“I was very fortunate in ’97 to join a firm that, although the agency relationship was with the borrower, they were very strong believers in developing, maintaining and respecting relationships with lenders,” Humeniuk says. “At the time I learned to see the world through the lenders’ eyes, even though I wasn’t a lender. I think that lesson served me well while I was a broker at Canada ICI and then as a managing partner of CMSI, and that phase of my career very much built on that premise.

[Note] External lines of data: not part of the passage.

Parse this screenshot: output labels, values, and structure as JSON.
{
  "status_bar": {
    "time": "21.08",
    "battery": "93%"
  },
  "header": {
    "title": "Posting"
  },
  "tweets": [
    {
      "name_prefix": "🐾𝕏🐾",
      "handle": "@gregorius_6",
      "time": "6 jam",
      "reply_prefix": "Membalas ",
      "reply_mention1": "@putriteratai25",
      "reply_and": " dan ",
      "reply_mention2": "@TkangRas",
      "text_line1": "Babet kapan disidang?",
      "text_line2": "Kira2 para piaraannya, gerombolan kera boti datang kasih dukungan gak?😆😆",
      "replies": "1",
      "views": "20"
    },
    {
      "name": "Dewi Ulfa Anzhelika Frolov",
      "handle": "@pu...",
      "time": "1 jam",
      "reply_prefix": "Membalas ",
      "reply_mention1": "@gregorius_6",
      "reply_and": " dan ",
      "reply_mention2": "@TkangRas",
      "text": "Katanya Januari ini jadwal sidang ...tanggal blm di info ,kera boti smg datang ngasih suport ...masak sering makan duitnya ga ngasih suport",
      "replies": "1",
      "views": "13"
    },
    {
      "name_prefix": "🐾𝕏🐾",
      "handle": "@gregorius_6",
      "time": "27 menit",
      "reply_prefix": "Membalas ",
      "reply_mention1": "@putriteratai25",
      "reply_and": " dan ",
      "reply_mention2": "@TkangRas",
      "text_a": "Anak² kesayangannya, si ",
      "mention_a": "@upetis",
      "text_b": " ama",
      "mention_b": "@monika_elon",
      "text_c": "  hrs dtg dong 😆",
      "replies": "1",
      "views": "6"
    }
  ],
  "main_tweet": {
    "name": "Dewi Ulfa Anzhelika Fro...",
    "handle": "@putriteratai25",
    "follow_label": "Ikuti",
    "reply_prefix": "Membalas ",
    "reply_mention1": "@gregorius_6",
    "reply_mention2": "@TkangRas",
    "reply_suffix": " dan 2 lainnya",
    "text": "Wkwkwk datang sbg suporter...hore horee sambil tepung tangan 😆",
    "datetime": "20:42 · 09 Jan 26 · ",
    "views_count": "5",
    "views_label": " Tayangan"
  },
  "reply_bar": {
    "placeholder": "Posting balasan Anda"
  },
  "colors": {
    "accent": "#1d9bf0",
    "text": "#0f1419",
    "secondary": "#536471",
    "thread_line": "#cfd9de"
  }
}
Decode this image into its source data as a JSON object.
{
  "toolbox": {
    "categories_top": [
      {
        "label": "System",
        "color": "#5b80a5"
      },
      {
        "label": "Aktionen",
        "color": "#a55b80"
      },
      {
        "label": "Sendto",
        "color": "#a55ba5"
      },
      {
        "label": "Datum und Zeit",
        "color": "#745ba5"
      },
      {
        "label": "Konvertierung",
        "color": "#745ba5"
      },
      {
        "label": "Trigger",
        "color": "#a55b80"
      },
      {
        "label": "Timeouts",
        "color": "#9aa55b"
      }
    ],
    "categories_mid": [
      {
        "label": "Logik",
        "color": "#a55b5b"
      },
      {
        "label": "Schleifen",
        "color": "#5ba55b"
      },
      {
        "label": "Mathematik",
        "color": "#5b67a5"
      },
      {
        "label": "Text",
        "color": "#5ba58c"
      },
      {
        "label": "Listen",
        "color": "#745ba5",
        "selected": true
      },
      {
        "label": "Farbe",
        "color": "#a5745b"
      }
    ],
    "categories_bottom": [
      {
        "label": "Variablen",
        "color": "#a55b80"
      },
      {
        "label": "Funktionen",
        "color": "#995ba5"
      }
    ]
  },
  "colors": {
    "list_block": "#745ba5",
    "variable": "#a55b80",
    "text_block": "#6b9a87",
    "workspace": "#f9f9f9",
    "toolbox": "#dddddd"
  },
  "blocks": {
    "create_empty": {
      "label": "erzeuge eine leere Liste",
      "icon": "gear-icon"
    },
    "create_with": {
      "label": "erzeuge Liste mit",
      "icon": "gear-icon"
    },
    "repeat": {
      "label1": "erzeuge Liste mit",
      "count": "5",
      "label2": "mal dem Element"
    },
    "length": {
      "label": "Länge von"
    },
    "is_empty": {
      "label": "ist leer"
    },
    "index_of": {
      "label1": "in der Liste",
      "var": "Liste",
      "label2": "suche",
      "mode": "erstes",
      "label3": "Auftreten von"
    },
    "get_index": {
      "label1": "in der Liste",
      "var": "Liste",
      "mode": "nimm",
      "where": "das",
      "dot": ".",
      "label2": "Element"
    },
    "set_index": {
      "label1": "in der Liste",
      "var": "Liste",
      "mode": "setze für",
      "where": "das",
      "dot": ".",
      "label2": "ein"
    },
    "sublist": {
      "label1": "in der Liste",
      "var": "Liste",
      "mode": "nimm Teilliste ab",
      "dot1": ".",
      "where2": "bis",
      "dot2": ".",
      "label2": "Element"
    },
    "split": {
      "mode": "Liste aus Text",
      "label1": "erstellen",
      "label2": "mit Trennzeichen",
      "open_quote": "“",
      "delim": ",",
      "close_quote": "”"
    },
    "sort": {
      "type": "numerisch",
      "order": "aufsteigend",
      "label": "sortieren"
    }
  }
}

“By maintaining positive relationships with the commercial lending community, we were able to establish and maintain a very successful commercial mortgage banking practice,” he continues. “We learned that being short-sighted and trying to push through a deal that was substandard and not being transparent with our lending partners would affect us tremendously. The long game was understanding lenders’ risk appetite and finding deals that fulfilled their appetite. As we built that relationship, we built trust in each other – and trust is imperative in a lender-broker relationship. As a lender today, that hasn’t changed. We aim to help [brokers] grow their business in kind.”

Reaching residential borrowers

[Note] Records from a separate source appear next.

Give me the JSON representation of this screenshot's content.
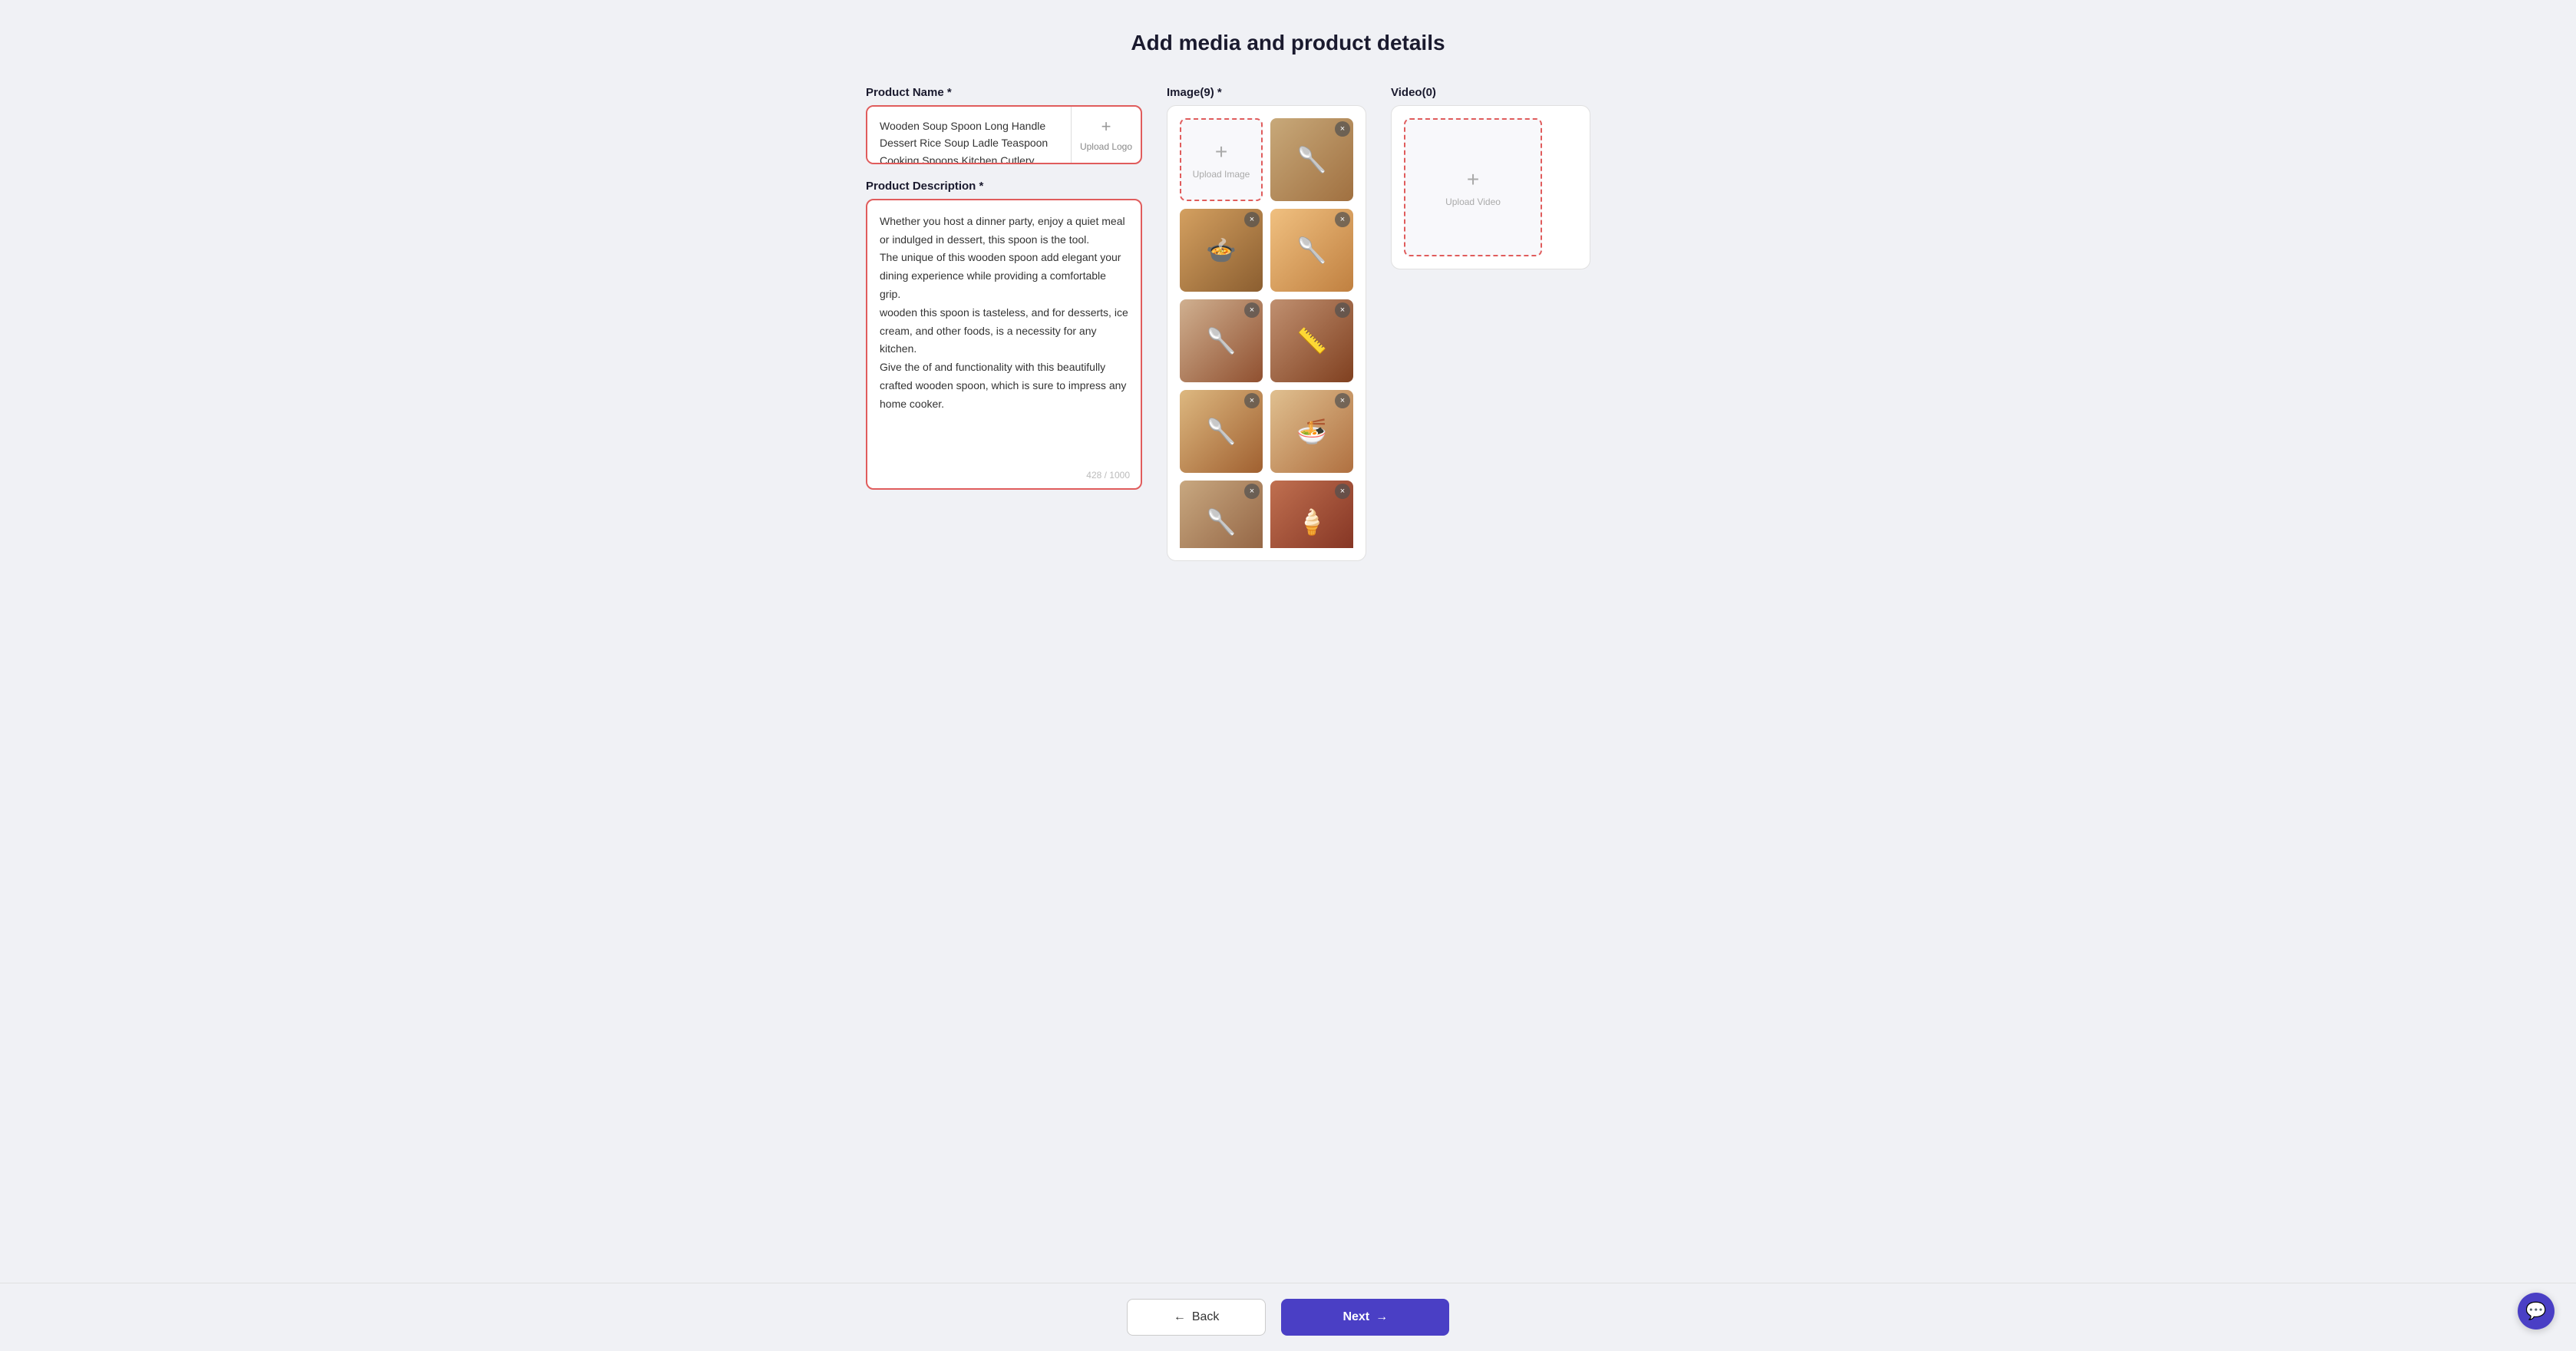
{
  "page": {
    "title": "Add media and product details"
  },
  "left": {
    "product_name_label": "Product Name *",
    "product_name_value": "Wooden Soup Spoon Long Handle Dessert Rice Soup Ladle Teaspoon Cooking Spoons Kitchen Cutlery Gadget",
    "upload_logo_label": "Upload Logo",
    "description_label": "Product Description *",
    "description_value": "Whether you host a dinner party, enjoy a quiet meal or indulged in dessert, this spoon is the tool.\nThe unique of this wooden spoon add elegant your dining experience while providing a comfortable grip.\nwooden this spoon is tasteless, and for desserts, ice cream, and other foods, is a necessity for any kitchen.\nGive the of and functionality with this beautifully crafted wooden spoon, which is sure to impress any home cooker.",
    "char_count": "428 / 1000"
  },
  "middle": {
    "label": "Image(9) *",
    "upload_image_label": "Upload Image",
    "images": [
      {
        "id": 1,
        "style": "img-spoon-main"
      },
      {
        "id": 2,
        "style": "img-spoon-2"
      },
      {
        "id": 3,
        "style": "img-spoon-3"
      },
      {
        "id": 4,
        "style": "img-spoon-4"
      },
      {
        "id": 5,
        "style": "img-spoon-5"
      },
      {
        "id": 6,
        "style": "img-spoon-6"
      },
      {
        "id": 7,
        "style": "img-spoon-7"
      },
      {
        "id": 8,
        "style": "img-spoon-8"
      },
      {
        "id": 9,
        "style": "img-spoon-9"
      }
    ]
  },
  "right": {
    "label": "Video(0)",
    "upload_video_label": "Upload Video"
  },
  "footer": {
    "back_label": "Back",
    "next_label": "Next",
    "back_arrow": "←",
    "next_arrow": "→"
  }
}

While commercial mortgages are Community Trust’s bread and butter, the company is making a major splash in the residential space. It also launched a mortgage securitization program in 2015 and expanded its trustee program for registered accounts of self-directed investors, who can choose to invest in syndicated mortgages or MICs. In the wake of mounting mortgage regulations, this is a growing segment of the market.

Community Trust is also making headway in the single-family market this year. In particular, self-employed and immigrant homebuyers are an underserved yet robust borrowing cohort that Humeniuk believes Community Trust can better assist.

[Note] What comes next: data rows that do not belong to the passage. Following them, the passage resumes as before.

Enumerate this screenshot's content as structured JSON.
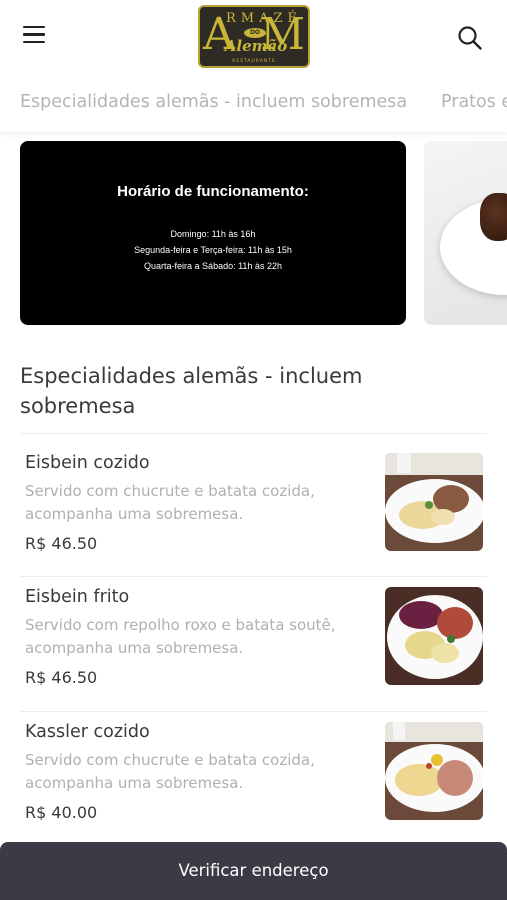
{
  "header": {
    "logo": {
      "letter_left": "A",
      "letters_top": "RMAZÉ",
      "letter_right": "M",
      "do_text": "DO",
      "script": "Alemão",
      "subtitle": "RESTAURANTE"
    }
  },
  "tabs": [
    {
      "label": "Especialidades alemãs - incluem sobremesa"
    },
    {
      "label": "Pratos e"
    }
  ],
  "banner": {
    "title": "Horário de funcionamento:",
    "lines": [
      "Domingo: 11h às 16h",
      "Segunda-feira e Terça-feira: 11h às 15h",
      "Quarta-feira a Sábado: 11h às 22h"
    ]
  },
  "section": {
    "title": "Especialidades alemãs - incluem sobremesa"
  },
  "items": [
    {
      "name": "Eisbein cozido",
      "description": "Servido com chucrute e batata cozida, acompanha uma sobremesa.",
      "price": "R$ 46.50"
    },
    {
      "name": "Eisbein frito",
      "description": "Servido com repolho roxo e batata soutê, acompanha uma sobremesa.",
      "price": "R$ 46.50"
    },
    {
      "name": "Kassler cozido",
      "description": "Servido com chucrute e batata cozida, acompanha uma sobremesa.",
      "price": "R$ 40.00"
    }
  ],
  "bottom_bar": {
    "label": "Verificar endereço"
  },
  "icons": {
    "menu": "hamburger-menu-icon",
    "search": "search-icon"
  },
  "colors": {
    "bottom_bar": "#3c3b45",
    "logo_gold": "#c9b537",
    "logo_bg": "#2e2b25",
    "muted_text": "#b0b0b0"
  }
}
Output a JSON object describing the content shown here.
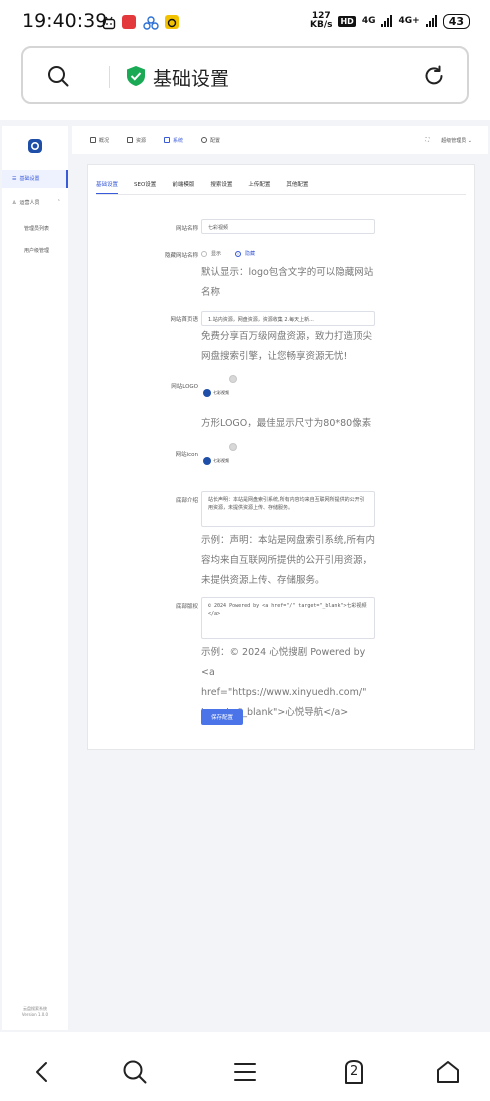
{
  "status_bar": {
    "time": "19:40:39",
    "speed_value": "127",
    "speed_unit": "KB/s",
    "hd": "HD",
    "net1": "4G",
    "net2": "4G+",
    "battery": "43"
  },
  "address_bar": {
    "title": "基础设置",
    "shield_color": "#1aaa55"
  },
  "sidebar": {
    "items": [
      {
        "label": "基础设置",
        "icon": "menu-icon"
      },
      {
        "label": "运营人员",
        "icon": "user-icon"
      }
    ],
    "sub_items": [
      "管理员列表",
      "用户级管理"
    ],
    "footer_line1": "云盘搜索系统",
    "footer_line2": "Version 1.0.0"
  },
  "topnav": {
    "items": [
      "概况",
      "资源",
      "系统",
      "配置"
    ],
    "active_index": 2,
    "user": "超级管理员"
  },
  "tabs": [
    "基础设置",
    "SEO设置",
    "前端模版",
    "搜索设置",
    "上传配置",
    "其他配置"
  ],
  "form": {
    "site_name": {
      "label": "网站名称",
      "value": "七彩视频"
    },
    "hide_name": {
      "label": "隐藏网站名称",
      "options": [
        "显示",
        "隐藏"
      ],
      "selected": "隐藏",
      "help": "默认显示：logo包含文字的可以隐藏网站名称"
    },
    "site_desc": {
      "label": "网站首页语",
      "value": "1.站内资源，网盘资源，资源收集 2.每天上新...",
      "help": "免费分享百万级网盘资源，致力打造顶尖网盘搜索引擎，让您畅享资源无忧!"
    },
    "logo": {
      "label": "网站LOGO",
      "mini_text": "七彩视频",
      "help": "方形LOGO，最佳显示尺寸为80*80像素"
    },
    "icon": {
      "label": "网站icon",
      "mini_text": "七彩视频"
    },
    "notice": {
      "label": "底部介绍",
      "value": "站长声明：本站是网盘索引系统,所有内容均来自互联网所提供的公开引用资源，未提供资源上传、存储服务。",
      "help": "示例：声明：本站是网盘索引系统,所有内容均来自互联网所提供的公开引用资源，未提供资源上传、存储服务。"
    },
    "copyright": {
      "label": "底部版权",
      "value": "© 2024 Powered by <a href=\"/\" target=\"_blank\">七彩视频</a>",
      "help": "示例：© 2024 心悦搜剧 Powered by <a href=\"https://www.xinyuedh.com/\" target=\"_blank\">心悦导航</a>"
    },
    "save_label": "保存配置"
  },
  "bottom_nav": {
    "tab_count": "2"
  },
  "colors": {
    "accent": "#3a5bd9",
    "button": "#4a74e8"
  }
}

“I think some of the strongest borrowers are self-employed people who work hard and create careers for themselves,” he says. “We’re active with borrowers who are consolidating debt or are perhaps new to Canada and haven’t had a chance to build long-term income streams or credit profiles. From an underwriting perspective, it’s a different space than the CMHC or insured prime space, where it’s more transactional. With every Alt-A deal, there’s a story, and it’s the job of our underwriting team and team leaders to get to the bottom of the story and to determine that we have a reasonable borrower to deal with

“Our growing market share shows we’ve been able to build strong working relationships with the broker community that have been mutually beneficial,” Humeniuk adds, “and if this is our coming-out year, so be it. We’ve been working at this for a number of years, and we have every expectation that we’ll grow our market share in the Alt-A space.”

An industry partner

One reason Community Trust is confident it will take the Alt-A segment by storm is because the company has positioned itself as a flexible alternative to big banks by offering shorter-term deals on quality real estate.

“The properties may need seasoning, or they might be in transition – and that’s where the value is – but their long-term income stream may be challenging to demonstrate,” Humeniuk explains. “There’s a story to be told, and we work hard with our broker partners and borrowers. We think it’s an excellent space to be coming into. Those deals are done at lower loan-to-value than more conventional loans. We work very closely with asset management partners who are co-lenders in those transactions.”

As mortgage brokers struggle under the weight of the newest B-20 guidelines, Community Trust holds frequent information sessions to make sure no one is left behind. Ultimately, the company sees itself as a collaborative partner in the industry rather than a stand-alone entity trying to absorb market share.

“One thing no one can predict right now is consumer behaviour, and consumers have some options,” Humeniuk says. “The average duration of our mortgage portfolio previously was 14 months, but today we see more borrowers take two- or three-year mortgages. We expect to see a shift of consumers from the prime space to the Alt-A space. It will be an interesting six to 12 months.”